Understanding Quantum Computing - Part 2
Dr. Abbas Omar
University of Magdebur, Germany
Abstract: Classical computers are based on the binary coding of digital data. The binary codes are processed by applying Boolean algebra using digital electrical circuits known as logic gates. The latter are simple configurations of transistors and other circuit elements (resistors, capacitors, etc.). The operation of the logic gates is governed by the Circuit Theory, which is a simplified form of the Classical Electromagnetics.
In the sixties of last century, an observation has been made, which is nowadays known as “Moor’s Law”. It predicts a doubling in the number of components (mainly transistors) in an integrated circuit every two years. Based on that, molecular-scale transistor size has been forecasted (state-of-the-art transistors can be as small as few atoms), which must lead to invalidate the Circuit Theory as a mathematical tool for describing the performance of the logic gates. This has motivated a number of scientists in the early eighties of last century to think about replacing these classical-computer building blocks by what is called Quantum Gates. The operation of the latter is fully governed by the laws of Quantum Mechanics. Computers whose building blocks are quantum gates are called Quantum Computers.
As the classical laws (of either mechanics or electromagnetics) are a limiting case of the more comprehensive quantum ones, it has become evident that quantum computers can implement algorithms that are not available in their classical counterparts. This has encouraged scientists to develop such algorithms and research and development facilities to find and build corresponding hardware realizations. Prominent examples are the hardware developed by IBM and Google.
Most of the approaches used for explaining quantum computing rely on the highly academic concepts of Quantum Mechanics. Used terminologies are not easily understandable by the majority of interested audience, who just have only general knowledge about the subject. In some cases, the exaggerated perception is gained, that this “magic thing” is capable of solving all computationally based problems much more efficient and much faster than the classical computer.
In this talk just graduate-level mathematical tools and terminologies are used to explain the concepts underlying quantum computing and the functions of the corresponding hardware—The Quantum Computer. The main differences between classical and quantum mechanics will be concisely reviewed. Quantum dynamic variables like position and momentum in mechanical systems as well as voltage and current in electrical circuits are shown to behave as random rather than deterministic signals, whose attributes can be used to carry information. It will also be demonstrated that these random signals can be stored and processed in what is called Qubits. The latter are the quantum counterpart of the classical Bits. The hardware realization of qubits in form of superconducting circuits—the Transmons—will be explained. Other realizations of qubits, such as trapped ions and quantum dots, will not be considered.

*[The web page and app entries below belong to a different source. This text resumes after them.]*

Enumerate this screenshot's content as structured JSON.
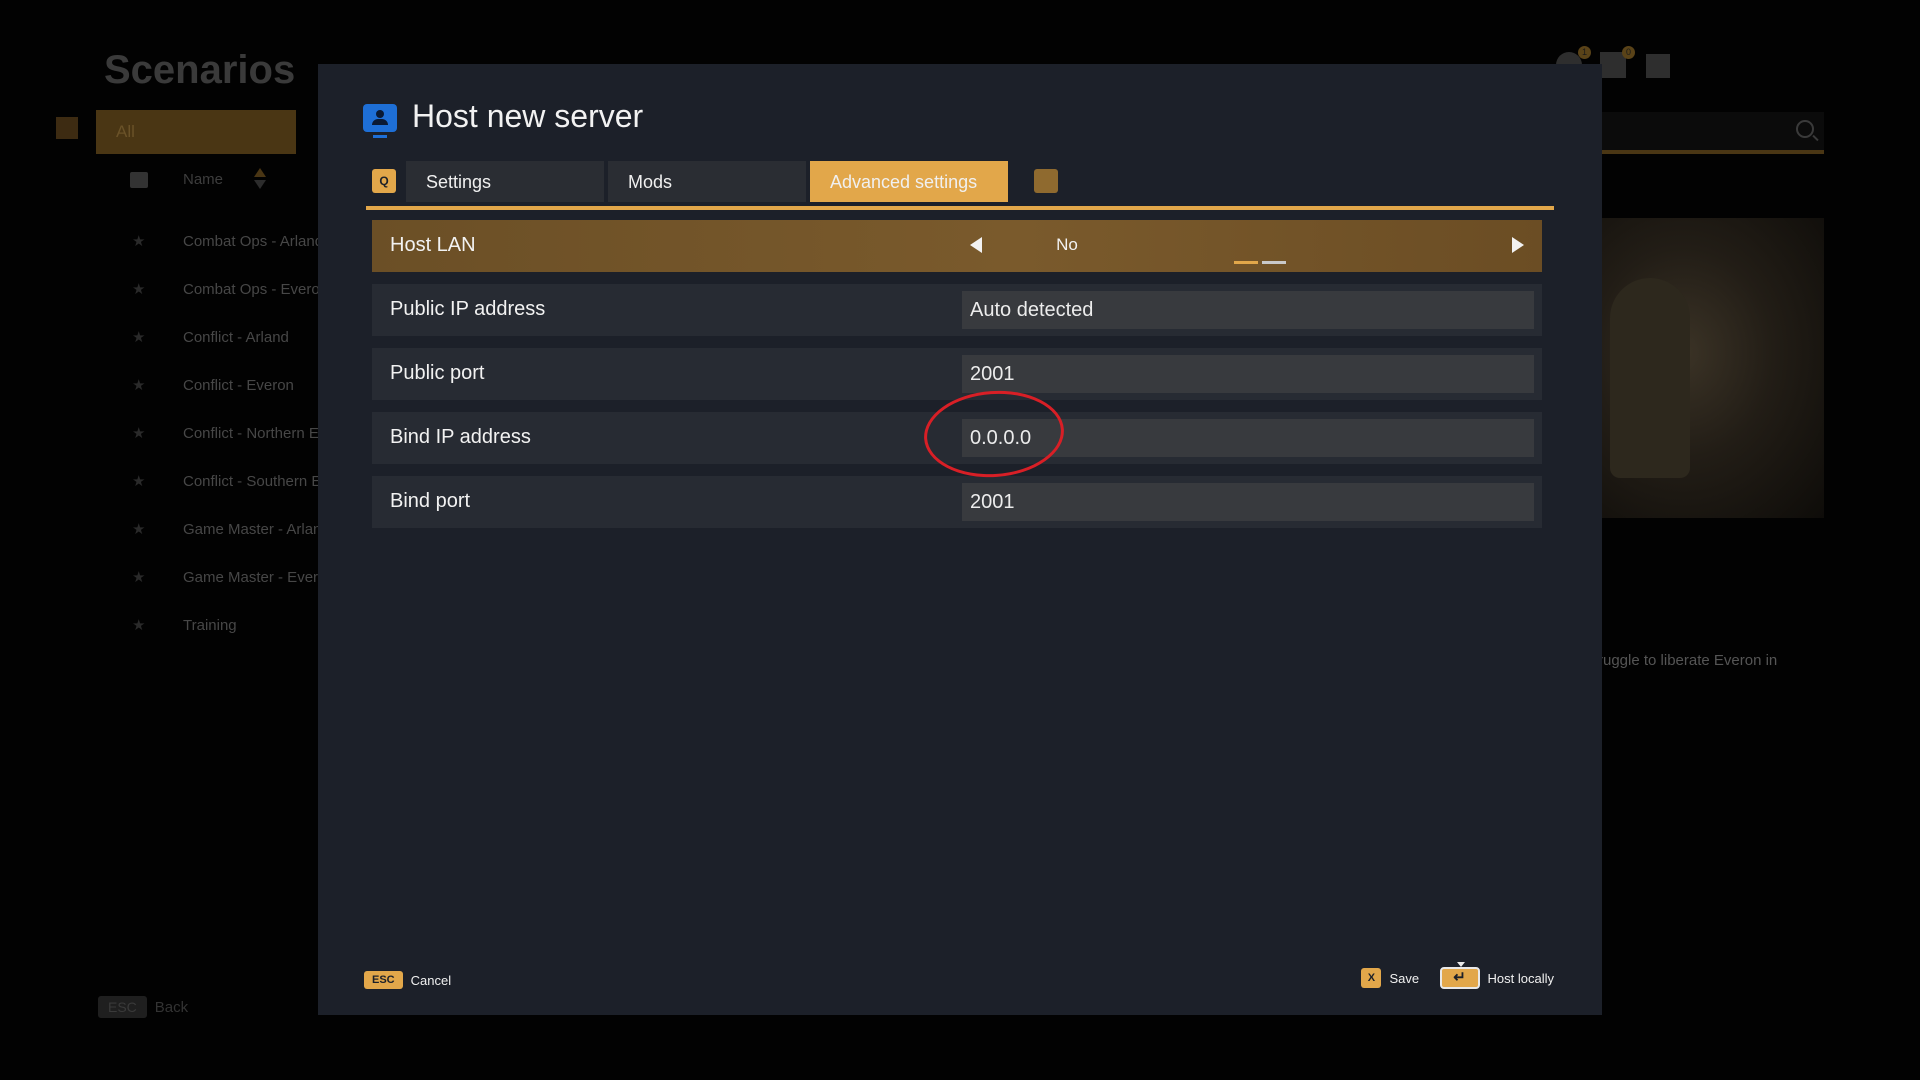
{
  "background": {
    "title": "Scenarios",
    "filter_tab": "All",
    "column_name": "Name",
    "scenarios": [
      "Combat Ops - Arland",
      "Combat Ops - Everon",
      "Conflict - Arland",
      "Conflict - Everon",
      "Conflict - Northern Ev",
      "Conflict - Southern Ev",
      "Game Master - Arland",
      "Game Master - Everon",
      "Training"
    ],
    "description": "ruggle to liberate Everon in",
    "back_key": "ESC",
    "back_label": "Back",
    "badges": [
      "1",
      "0"
    ]
  },
  "dialog": {
    "title": "Host new server",
    "tabs": {
      "left_key": "Q",
      "items": [
        "Settings",
        "Mods",
        "Advanced settings"
      ],
      "active": "Advanced settings"
    },
    "rows": {
      "host_lan": {
        "label": "Host LAN",
        "value": "No",
        "options_count": 2,
        "selected_index": 0
      },
      "public_ip": {
        "label": "Public IP address",
        "value": "Auto detected"
      },
      "public_port": {
        "label": "Public port",
        "value": "2001"
      },
      "bind_ip": {
        "label": "Bind IP address",
        "value": "0.0.0.0"
      },
      "bind_port": {
        "label": "Bind port",
        "value": "2001"
      }
    },
    "footer": {
      "cancel_key": "ESC",
      "cancel_label": "Cancel",
      "save_key": "X",
      "save_label": "Save",
      "host_key": "↵",
      "host_label": "Host locally"
    }
  },
  "colors": {
    "accent": "#e2a74a",
    "dialog_bg": "#1c2029",
    "row_bg": "#272b33",
    "input_bg": "#383a3e",
    "annotation": "#d81f26"
  }
}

Due to the impossibility of fully isolating dynamic systems from their surroundings, thermal noise and quantum dynamic variables, both being random signals, interact together. As opposed to deterministic signals, noise corruption has a different form in this case. It deteriorates an essential statistical attribute of interacting quantum dynamic variables, which is known as Coherency. The latter is a sort of “memory”, which enables different quantum dynamic variables to “remember” each other.

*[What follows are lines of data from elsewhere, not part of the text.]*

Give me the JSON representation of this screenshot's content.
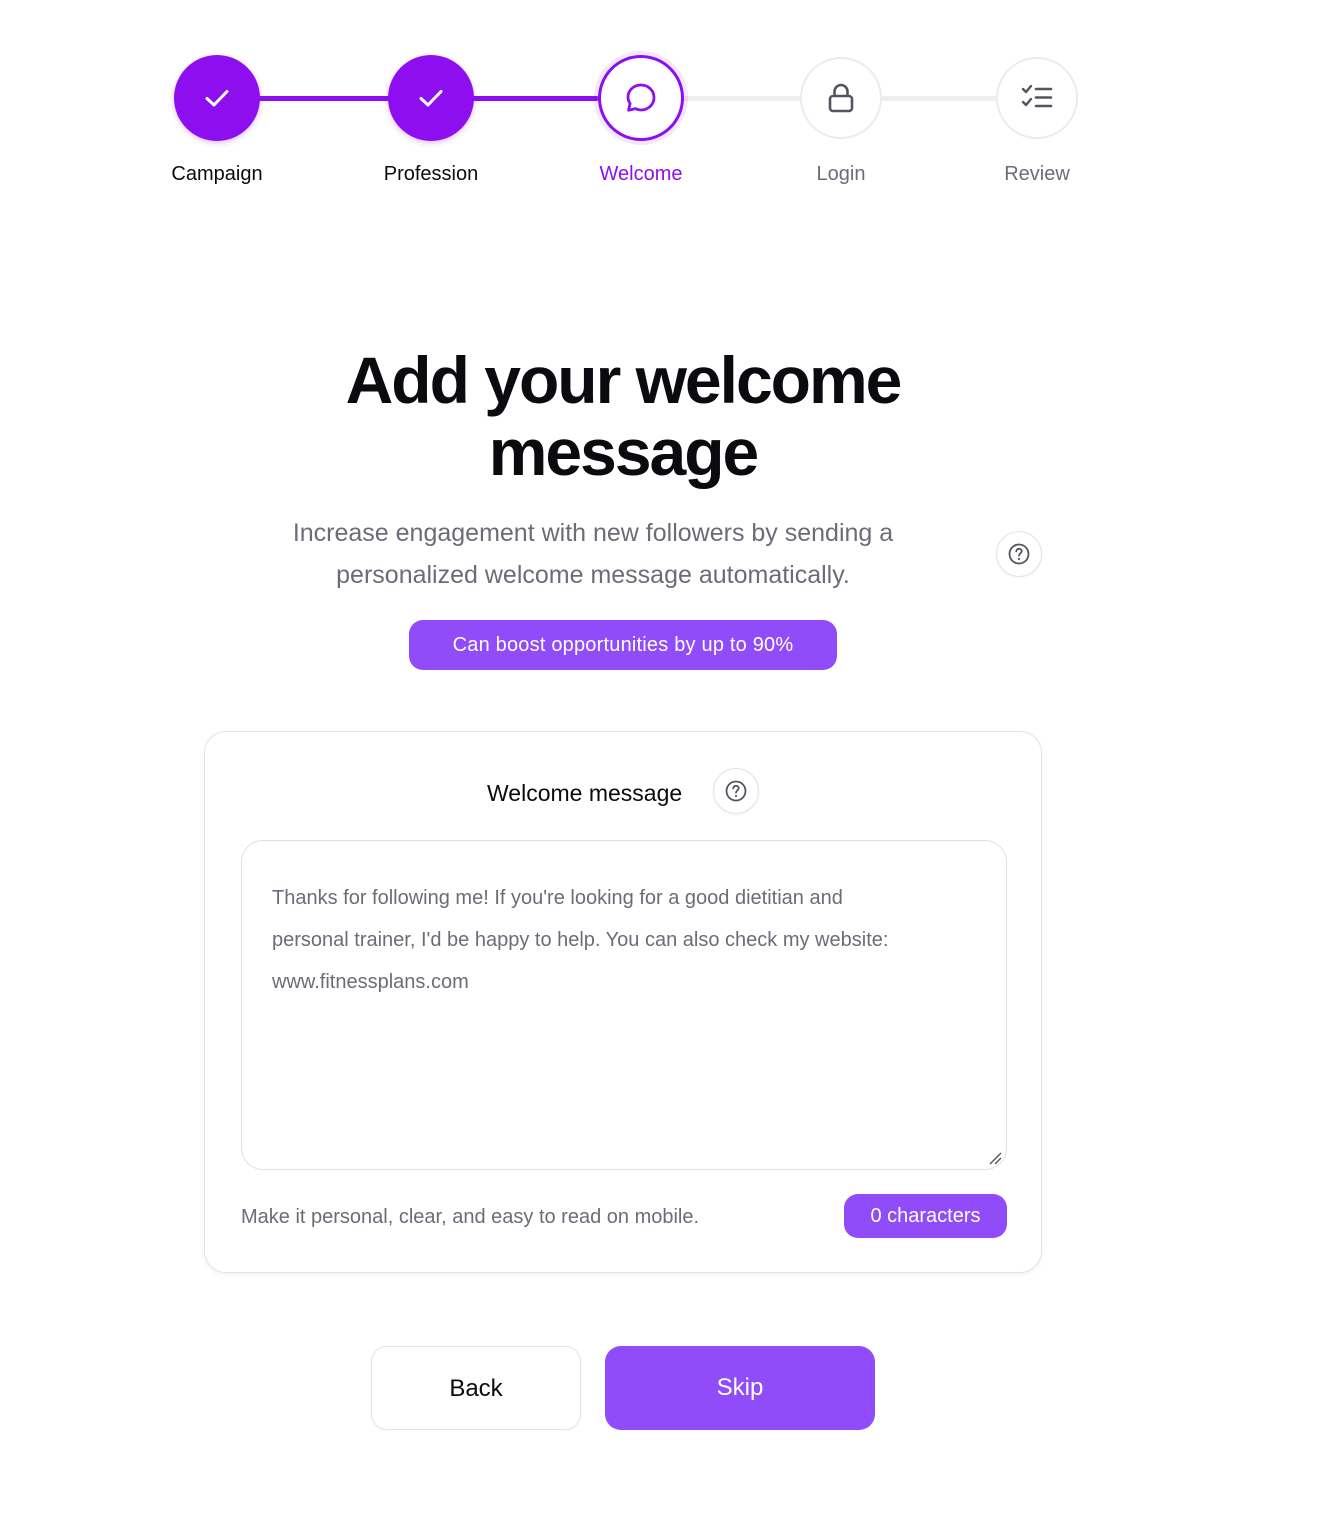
{
  "stepper": {
    "steps": [
      {
        "label": "Campaign",
        "state": "done",
        "icon": "check-icon"
      },
      {
        "label": "Profession",
        "state": "done",
        "icon": "check-icon"
      },
      {
        "label": "Welcome",
        "state": "current",
        "icon": "chat-bubble-icon"
      },
      {
        "label": "Login",
        "state": "todo",
        "icon": "lock-icon"
      },
      {
        "label": "Review",
        "state": "todo",
        "icon": "checklist-icon"
      }
    ]
  },
  "header": {
    "title_line1": "Add your welcome",
    "title_line2": "message",
    "subtitle_line1": "Increase engagement with new followers by sending a",
    "subtitle_line2": "personalized welcome message automatically.",
    "help_icon": "question-circle-icon",
    "badge": "Can boost opportunities by up to 90%"
  },
  "card": {
    "title": "Welcome message",
    "help_icon": "question-circle-icon",
    "message": {
      "line1": "Thanks for following me! If you're looking for a good dietitian and",
      "line2": "personal trainer, I'd be happy to help. You can also check my website:",
      "line3": "www.fitnessplans.com"
    },
    "hint": "Make it personal, clear, and easy to read on mobile.",
    "char_count": "0 characters"
  },
  "footer": {
    "back_label": "Back",
    "skip_label": "Skip"
  },
  "colors": {
    "accent": "#8d0ff0",
    "button_purple": "#8f4cf8",
    "muted_text": "#6c6c78",
    "border": "#e3e3e8"
  }
}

Using quantum systems for encoding and processing information needs therefore cooling the systems down to very near the absolute zero temperature (0°K) in order to reduce the noise impact on the coherency. Coding and processing errors due to deteriorated coherencies might also need involving error-correction techniques similar to those known in Channel Coding.
Speaker’s Bio: Dr. Abbas Omar is Professor emeritus at the Otto-von-Guericke University of Magdebur in Germany. He received the B.Sc., M.Sc. and Doktor-Ing. degrees in electrical engineering in 1978, 1982 and 1986, respectively. He has been professor of electrical engineering since 1990 and director of the Chair of Microwave and Communication Engineering at the Otto-von-Guericke University of Magdeburg, Germany from 1998 to his retirement in 2020. He joined the Petroleum Institute in Abu Dhabi as a Distinguished Professor in 2012 and 2013 as an organizer of the research activities for the Oil and Gas Industry in this area. In 2014 and 2015 he chaired the Electrical and Computer Engineering at the University of Akron, Ohio, USA. Dr. Omar authored and co-authored more than 480 technical papers extending over a wide spectrum of research areas. His current research and teaching fields cover the areas of health aspects of millimeter-wave radiations, quantum computing, phased arrays and beamforming for massive MIMO, and magnetic-resonance imaging. He also covered in the past other disciplines including microwave and acoustic imaging, microwave and millimeter-wave material characterization, indoor positioning, subsurface tomography and ground penetrating radar, and field theoretical modeling of microwave systems and components. Dr. Omar is IEEE Fellow.